The major issue is, as I was afraid, not enough performance to implement a ‘glow effect’ as I did in flash (press tab to access the options). The idea in flash was to only draw the ‘dirty’ part of the image to an offscreen buffer, then draw it to the main framebuffer, then blur the offscreen buffer and blend it again into the main framebuffer. Then clear the offscreen buffer and start again. Perhaps it is easier to illustrate this with the corresponding actionscript.

Here the drawLines() function draws directly to the offscreen buffer, while drawToScreen() handles copying the buffer twice to the screen. (This code was written almost 5 years ago, makes me feel old). In processing.js the only option which runs at a fast enough speed is a simple direct draw to the main framebuffer. I reproduce here the main loop for the curious.

The only interesting thing to comment about this code is how I used the bezier curve to extract a bit more precision out of each time step. Normally I could just draw a line from the past to the present. Here instead I draw a bezier curve where the control points are given by euler steps into the future or past, respectively. This essentially produces an interpolation which uses the first derivative at each endpoint, meaning we get a higher order integration of the path and can use a much bigger time step to integrate the paths.

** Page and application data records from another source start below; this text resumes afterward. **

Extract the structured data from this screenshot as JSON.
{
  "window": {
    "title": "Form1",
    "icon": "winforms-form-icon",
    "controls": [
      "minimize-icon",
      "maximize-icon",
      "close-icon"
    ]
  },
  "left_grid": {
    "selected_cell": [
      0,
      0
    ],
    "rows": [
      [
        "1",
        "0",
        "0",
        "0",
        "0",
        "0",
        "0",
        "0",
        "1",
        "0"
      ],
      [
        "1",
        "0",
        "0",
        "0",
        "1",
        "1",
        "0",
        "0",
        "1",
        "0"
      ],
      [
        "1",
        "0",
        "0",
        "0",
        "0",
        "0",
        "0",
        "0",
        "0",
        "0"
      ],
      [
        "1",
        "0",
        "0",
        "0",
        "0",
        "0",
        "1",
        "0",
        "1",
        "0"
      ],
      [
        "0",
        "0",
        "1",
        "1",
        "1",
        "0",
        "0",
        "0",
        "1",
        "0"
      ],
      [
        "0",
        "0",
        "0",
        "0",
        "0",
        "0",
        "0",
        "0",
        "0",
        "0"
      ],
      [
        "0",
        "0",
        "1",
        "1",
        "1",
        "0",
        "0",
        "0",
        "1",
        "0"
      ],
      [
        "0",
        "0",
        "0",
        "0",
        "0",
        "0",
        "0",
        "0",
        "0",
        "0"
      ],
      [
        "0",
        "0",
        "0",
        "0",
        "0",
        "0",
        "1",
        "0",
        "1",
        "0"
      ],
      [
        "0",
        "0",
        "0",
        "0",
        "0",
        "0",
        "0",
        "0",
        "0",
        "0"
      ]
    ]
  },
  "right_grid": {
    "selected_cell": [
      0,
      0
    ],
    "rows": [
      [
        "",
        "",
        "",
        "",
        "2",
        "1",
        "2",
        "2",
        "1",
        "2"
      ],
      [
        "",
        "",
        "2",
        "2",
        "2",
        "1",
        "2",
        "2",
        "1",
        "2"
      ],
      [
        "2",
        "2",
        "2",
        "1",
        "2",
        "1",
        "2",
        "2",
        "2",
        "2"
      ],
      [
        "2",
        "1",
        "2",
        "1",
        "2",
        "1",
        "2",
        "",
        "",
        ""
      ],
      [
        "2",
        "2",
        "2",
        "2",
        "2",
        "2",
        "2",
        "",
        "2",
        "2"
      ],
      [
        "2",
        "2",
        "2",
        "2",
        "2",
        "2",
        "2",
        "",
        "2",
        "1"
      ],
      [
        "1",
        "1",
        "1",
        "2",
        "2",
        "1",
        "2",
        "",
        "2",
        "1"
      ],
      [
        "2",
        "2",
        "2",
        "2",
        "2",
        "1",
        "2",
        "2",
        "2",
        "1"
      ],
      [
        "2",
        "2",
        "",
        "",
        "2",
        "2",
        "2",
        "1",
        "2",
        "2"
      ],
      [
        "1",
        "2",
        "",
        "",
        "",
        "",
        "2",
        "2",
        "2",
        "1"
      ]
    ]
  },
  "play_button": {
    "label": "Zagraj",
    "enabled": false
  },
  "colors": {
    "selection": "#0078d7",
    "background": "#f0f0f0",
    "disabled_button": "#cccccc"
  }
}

The curve and its derivatives

SASS is awesome and you should use it

Trying to fix some bugs in the mobile layout for prospicious I realized the stylesheets had become an unmaintainable mess. So I converted the codebase to use SASS which was a bit of a pain because I had to convert well over 800 lines by hand. Luckily though there is backward compatibility so I could leave many classes untouched. However monstrosities like

can be simplified by the use of mixins, essentially the SASS version of macros:

By using mixins and variables you can avoid the annoying repetition of property blocks so common in large stylesheets. Better, by defining global variables you can iterate properties such as colors quickly, without constantly using find and replace, which is extremely useful when you’re at the prototyping stage of your app.

I found SASS via foundation, the responsive css framework I used for prospicious. They suggest the use of SASS in conjunction with compass which is a css authoring framework. I tried playing around with it but creating a new project resulted in an insane project hierarchy in the filesystem with html files and asset directories when all I wanted was one folder with sass files and one with css to integrate in my existing project.

This appears to be a problem in general with frameworks, they try to do everything for you and you end up with a bloated code base with hundreds of unused lines of code. Foundation is modular enough that you can just pick whichever parts of it you want in your code and not include the rest. Perhaps compass offers this as well but I couldn’t immediately find it so I stuck with ‘normal’ SASS and a handmade folder structure which served me well.